Spiller commentary: Hays Legion off to amazing, historic start
Published on -7/3/2012, 1:33 PM
By KLINT SPILLER
Athletics often provide lessons that translate well to life.
If you work hard, you can put yourself in a position to win. However, not every winning effort is rewarded.
Every year, more seniors finish their careers with tears in their eyes than with fists pumped in the air, but just because they fell short, it doesn't mean their effort was in vain. After all, the journey often is better than the destination.
Nevertheless, it's tough to watch solid efforts go unrewarded with the ultimate prize.
That's how I feel when I watch this Hays Senior Legion baseball team play.
At 28-4, the Hays Eagles are on a pace bordering on ridiculous.
They've won 87.5 percent of their games. That's an impressive free throw percentage, let alone winning percentage.
The best team in Hays legion history was the 1974 team that went 35-5, also an 87.5 winning percentage, and won state. I'm not saying they are going to match that finish, but that's pretty good company to be keeping pace with.
The Eagles have accomplished a lot in a short amount of time -- something this community has come to expect.
Many members of this year's squad are from Hays High where they accumulated a record of 73-18 in the past four seasons, but they've never managed to get past the first round of state.
This year, I was on site to cover Hays High play at state. I seriously thought this could have been the year where the Indians went all the way.
They seemed to have it all, but it didn't happen. They got a bad draw and faced a NCAA Division I quality pitcher in the first round.
It was heart wrenching to watch four-year starter Riley Kaus collapse to the ground outside the field of Wichita State University's Eck Stadium after ending his career with an 8-0 loss to Stilwell-Blue Valley.
But that's life, and sometimes in life you get a bad draw.
These players have consumed themselves with baseball, devoting half a year to the thick of baseball season year after year.

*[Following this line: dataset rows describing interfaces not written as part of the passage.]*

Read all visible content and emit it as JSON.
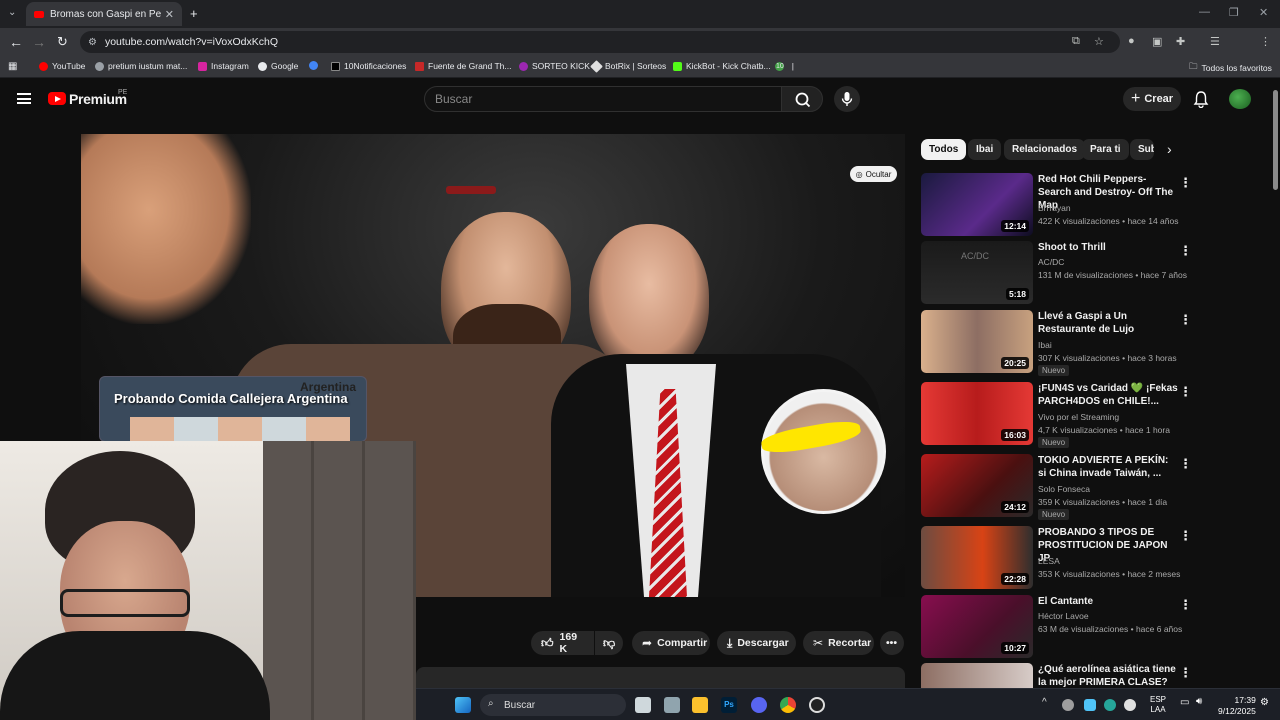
{
  "browser": {
    "tab_title": "Bromas con Gaspi en Perú - YouTube",
    "url": "youtube.com/watch?v=iVoxOdxKchQ",
    "bookmarks": [
      "YouTube",
      "pretium iustum mat...",
      "Instagram",
      "Google",
      "10Notificaciones",
      "Fuente de Grand Th...",
      "SORTEO KICK",
      "BotRix | Sorteos",
      "KickBot - Kick Chatb...",
      "10"
    ],
    "all_bookmarks": "Todos los favoritos"
  },
  "header": {
    "logo_text": "Premium",
    "region": "PE",
    "search_placeholder": "Buscar",
    "create_label": "Crear"
  },
  "player": {
    "hide_label": "Ocultar",
    "overlay_card_title": "Probando Comida Callejera Argentina",
    "overlay_card_tag": "Argentina"
  },
  "actions": {
    "likes": "169 K",
    "share": "Compartir",
    "download": "Descargar",
    "clip": "Recortar"
  },
  "chips": [
    "Todos",
    "Ibai",
    "Relacionados",
    "Para ti",
    "Sub"
  ],
  "recommendations": [
    {
      "title": "Red Hot Chili Peppers- Search and Destroy- Off The Map",
      "channel": "Brrrayan",
      "meta": "422 K visualizaciones • hace 14 años",
      "duration": "12:14",
      "badge": ""
    },
    {
      "title": "Shoot to Thrill",
      "channel": "AC/DC",
      "meta": "131 M de visualizaciones • hace 7 años",
      "duration": "5:18",
      "badge": ""
    },
    {
      "title": "Llevé a Gaspi a Un Restaurante de Lujo",
      "channel": "Ibai",
      "meta": "307 K visualizaciones • hace 3 horas",
      "duration": "20:25",
      "badge": "Nuevo"
    },
    {
      "title": "¡FUN4S vs Caridad 💚 ¡Fekas PARCH4DOS en CHILE!...",
      "channel": "Vivo por el Streaming",
      "meta": "4,7 K visualizaciones • hace 1 hora",
      "duration": "16:03",
      "badge": "Nuevo"
    },
    {
      "title": "TOKIO ADVIERTE A PEKÍN: si China invade Taiwán, ...",
      "channel": "Solo Fonseca",
      "meta": "359 K visualizaciones • hace 1 día",
      "duration": "24:12",
      "badge": "Nuevo"
    },
    {
      "title": "PROBANDO 3 TIPOS DE PROSTITUCION DE JAPON JP",
      "channel": "LESA",
      "meta": "353 K visualizaciones • hace 2 meses",
      "duration": "22:28",
      "badge": ""
    },
    {
      "title": "El Cantante",
      "channel": "Héctor Lavoe",
      "meta": "63 M de visualizaciones • hace 6 años",
      "duration": "10:27",
      "badge": ""
    },
    {
      "title": "¿Qué aerolínea asiática tiene la mejor PRIMERA CLASE? ✈️",
      "channel": "",
      "meta": "",
      "duration": "",
      "badge": ""
    }
  ],
  "taskbar": {
    "search": "Buscar",
    "lang": "ESP",
    "lang2": "LAA",
    "time": "17:39",
    "date": "9/12/2025"
  }
}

Their efforts have produced a lot of hardware at Hays High, including three sub-state championships, three WAC championships and two Western Diamond Classic championships, but not the most prestigious trophy.
There's only one Eagle who has earned a state trophy in the spring, and that player isn't from Hays High and it wasn't in baseball. Clayton Basgall of La Crosse was a part of this spring's Class 1A state championship track and field team.
If anyone deserves to win a state title, it's the Eagles.
To them, it might not seem as special winning a state title in American Legion baseball, but in a lot of ways, it's almost more impressive than a high school state championship.
They play an extremely condensed schedule. They've played 32 games in 34 days, and yet, they've still managed to win 28 of them.
That's a remarkable achievement considering the pitching depth and fortitude needed to last that many innings in the sweltering heat of summer.
Not only that, but many of the teams they face are the cream of the crop in their city. The Salina Falcons aren't just made up of players from one school.
The Falcons are an all-star team of Saline County, featuring some of the best talent from Salina South, Salina Central, Salina-Sacred Heart, Gypsum-Southeast of Saline and Brookville-Ell-Saline.
This is the case for many of the bigger cities. Meanwhile, Hays, a city with 27,000 fewer people than Salina, spreads its talents between two legion teams. It's a positive overall, giving players more opportunities to play, but by doing that, they don't quite elicit the all-star-like comparisons other legion teams do.
However, they keep winning anyway. For many of the players on this Eagles' squad, this summer will be their last chance to win a state title. It would be fun to see all their efforts culminate in the ultimate prize.